A device of plastic and copper is introduced into the uterus. It lasts for five years or more. Less than 2 in 100 women will become pregnant with five years of using this method. It works mainly by preventing the egg and sperm unite. You can also prevent the fertilized egg from implanting in the uterine lining. Copper also has a spermicidal effect (kills sperm).

  • Some advantages – is very effective. You do not have to remember to take pills.
  • Some disadvantages – Your periods may become heavier or more painful. There is a small risk of serious problems.

Hormone-releasing intrauterine system (IUS)

A plastic device containing a progestin hormone is placed in the uterus. The progestogen is released at a slow but steady. Less than 1 in 100 women will become pregnant with 5 years of using this method. It works by making the lining of the womb thinner so it is less likely to accept a fertilized egg. It also thickens the mucus from your cervix. It is also used to treat heavy periods (menorrhagia).

  • Some advantages – is very effective. You do not have to remember to take pills. Periods become light or stop altogether.
  • Some disadvantages – Side effects may occur with progestogen methods such as POP, implant or injection. However, they are much less likely, as little hormone enters the bloodstream.

Natural methods

This implies fertility awareness. Between 1 and 9 per 100 women will become pregnant using this method. It requires commitment and regular checking of fertility indicators such as body temperature and cervical secretions.

  • Some advantages – No side effects or medical risks.
  • Some disadvantages – not as reliable as other methods. Fertility awareness requires proper instruction and takes 3-6 menstrual cycles to learn properly.

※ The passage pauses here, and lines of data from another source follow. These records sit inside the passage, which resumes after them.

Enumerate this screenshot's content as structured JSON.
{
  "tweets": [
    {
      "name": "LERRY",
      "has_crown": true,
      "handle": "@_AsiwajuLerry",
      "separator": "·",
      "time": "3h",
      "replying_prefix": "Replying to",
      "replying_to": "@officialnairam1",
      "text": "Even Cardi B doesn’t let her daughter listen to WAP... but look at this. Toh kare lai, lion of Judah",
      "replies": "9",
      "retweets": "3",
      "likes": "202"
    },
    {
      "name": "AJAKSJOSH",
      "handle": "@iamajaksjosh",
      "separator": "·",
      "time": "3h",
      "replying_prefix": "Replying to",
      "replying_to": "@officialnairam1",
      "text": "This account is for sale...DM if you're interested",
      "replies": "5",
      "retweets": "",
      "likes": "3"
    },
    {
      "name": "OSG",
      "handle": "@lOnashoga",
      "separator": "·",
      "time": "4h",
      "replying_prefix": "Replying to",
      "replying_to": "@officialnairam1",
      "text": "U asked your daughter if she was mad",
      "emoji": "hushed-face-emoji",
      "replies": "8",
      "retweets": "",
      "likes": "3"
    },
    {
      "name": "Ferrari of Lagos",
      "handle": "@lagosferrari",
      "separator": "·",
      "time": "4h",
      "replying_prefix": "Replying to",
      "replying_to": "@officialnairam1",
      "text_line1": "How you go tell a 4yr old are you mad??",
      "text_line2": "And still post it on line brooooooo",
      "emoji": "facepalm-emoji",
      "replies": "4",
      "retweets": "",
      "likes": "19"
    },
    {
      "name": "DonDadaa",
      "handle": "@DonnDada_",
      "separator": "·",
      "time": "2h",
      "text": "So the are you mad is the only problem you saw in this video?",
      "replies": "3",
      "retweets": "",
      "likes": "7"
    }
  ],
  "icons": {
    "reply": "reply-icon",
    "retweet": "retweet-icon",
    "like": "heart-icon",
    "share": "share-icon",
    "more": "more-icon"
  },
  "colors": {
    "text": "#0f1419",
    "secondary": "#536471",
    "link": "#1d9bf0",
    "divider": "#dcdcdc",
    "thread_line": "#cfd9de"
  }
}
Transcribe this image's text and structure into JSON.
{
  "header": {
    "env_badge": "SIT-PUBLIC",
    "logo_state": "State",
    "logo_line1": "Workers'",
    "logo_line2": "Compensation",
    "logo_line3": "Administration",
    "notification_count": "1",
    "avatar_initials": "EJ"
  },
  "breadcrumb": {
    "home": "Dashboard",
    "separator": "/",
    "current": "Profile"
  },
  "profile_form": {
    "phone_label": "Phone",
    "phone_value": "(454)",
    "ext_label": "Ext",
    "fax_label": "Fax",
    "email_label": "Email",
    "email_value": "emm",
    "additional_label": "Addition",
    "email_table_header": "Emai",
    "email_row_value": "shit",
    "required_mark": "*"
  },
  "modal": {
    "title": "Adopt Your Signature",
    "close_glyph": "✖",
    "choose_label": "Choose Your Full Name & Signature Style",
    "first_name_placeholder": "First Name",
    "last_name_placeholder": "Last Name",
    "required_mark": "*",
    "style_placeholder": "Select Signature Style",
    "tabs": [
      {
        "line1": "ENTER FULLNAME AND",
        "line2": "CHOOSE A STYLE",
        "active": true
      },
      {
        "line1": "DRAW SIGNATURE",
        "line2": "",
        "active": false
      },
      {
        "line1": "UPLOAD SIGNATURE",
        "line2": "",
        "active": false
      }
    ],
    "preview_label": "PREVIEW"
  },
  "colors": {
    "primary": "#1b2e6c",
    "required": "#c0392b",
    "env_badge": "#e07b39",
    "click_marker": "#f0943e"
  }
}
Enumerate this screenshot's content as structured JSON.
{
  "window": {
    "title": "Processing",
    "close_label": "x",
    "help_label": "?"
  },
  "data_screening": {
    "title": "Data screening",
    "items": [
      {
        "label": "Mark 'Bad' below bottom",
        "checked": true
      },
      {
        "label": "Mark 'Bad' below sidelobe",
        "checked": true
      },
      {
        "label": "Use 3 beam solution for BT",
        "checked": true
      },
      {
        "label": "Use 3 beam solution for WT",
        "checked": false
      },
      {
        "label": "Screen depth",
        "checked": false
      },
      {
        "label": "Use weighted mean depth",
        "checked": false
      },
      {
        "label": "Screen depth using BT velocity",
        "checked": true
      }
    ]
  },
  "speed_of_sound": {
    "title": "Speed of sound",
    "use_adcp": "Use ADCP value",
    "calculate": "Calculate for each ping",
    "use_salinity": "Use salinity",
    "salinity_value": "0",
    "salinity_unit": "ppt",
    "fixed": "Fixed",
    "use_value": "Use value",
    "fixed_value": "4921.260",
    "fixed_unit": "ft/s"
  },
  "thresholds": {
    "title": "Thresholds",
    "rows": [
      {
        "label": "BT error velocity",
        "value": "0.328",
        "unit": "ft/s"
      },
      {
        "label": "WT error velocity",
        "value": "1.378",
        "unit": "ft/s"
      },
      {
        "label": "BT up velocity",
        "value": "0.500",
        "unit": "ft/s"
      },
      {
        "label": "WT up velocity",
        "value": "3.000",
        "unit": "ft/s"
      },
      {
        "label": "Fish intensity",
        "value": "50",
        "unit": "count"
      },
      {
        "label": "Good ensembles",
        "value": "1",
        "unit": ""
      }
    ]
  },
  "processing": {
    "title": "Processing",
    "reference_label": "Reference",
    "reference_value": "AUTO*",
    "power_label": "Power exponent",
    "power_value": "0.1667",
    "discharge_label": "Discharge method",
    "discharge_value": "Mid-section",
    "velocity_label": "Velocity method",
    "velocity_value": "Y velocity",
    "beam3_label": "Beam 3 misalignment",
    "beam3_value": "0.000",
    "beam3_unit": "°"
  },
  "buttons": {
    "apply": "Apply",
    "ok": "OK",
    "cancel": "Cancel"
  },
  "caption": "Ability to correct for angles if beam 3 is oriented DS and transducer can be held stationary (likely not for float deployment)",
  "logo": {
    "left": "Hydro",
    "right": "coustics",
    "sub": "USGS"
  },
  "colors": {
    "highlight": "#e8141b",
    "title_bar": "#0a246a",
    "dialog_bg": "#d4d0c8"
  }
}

The lactational amenorrhea method is suitable for the first six months after having a baby if you are breastfeeding only and have no point. 2 out of 100 women who conceive within six months using this method.

Sterilization

This implies an operation. It is very effective, but this can vary from surgeon to surgeon. Vasectomy (male sterilization) keeps sperm travel from the testicles. Female sterilization prevents the egg from traveling along the fallopian tube to meet the sperm. Vasectomy is easier because it can be performed under local anesthesia. These methods are often used when your family is complete. You must be sure of his decision, as they are difficult to reverse.

  • Some advantages – is very effective. You do not have to think about contraception.
  • Some disadvantages – it is very difficult to reverse. Female sterilization usually requires a general anesthetic.

Emergency contraception

This can be used if you have had sex without using contraception. Or, if you have had sex, but there was a mistake with contraception. For example, a broken condom or if you missed taking regular birth control pills.

  • Emergency contraceptive pills – usually very effective when started within 72 hours of unprotected sex. The emergency contraceptive pill can be bought in pharmacies or prescribed by a doctor. It works either by preventing or delaying ovulation or preventing the fertilized egg settles in the uterus.
  • An IUD – this is inserted by a doctor or nurse and can be used for emergency contraception up to five days after unprotected sex.

This booklet is a brief overview of each contraceptive method. All these methods have their own detailed prospectus for more information. Or you can ask your nurse, doctor or pharmacist if you want more detailed information on any of these methods.

The FPA (formerly the Family Planning Association) also provides information and advice.
FPA helpline: 0845 310 1334 or visit their website www.fpa.org.uk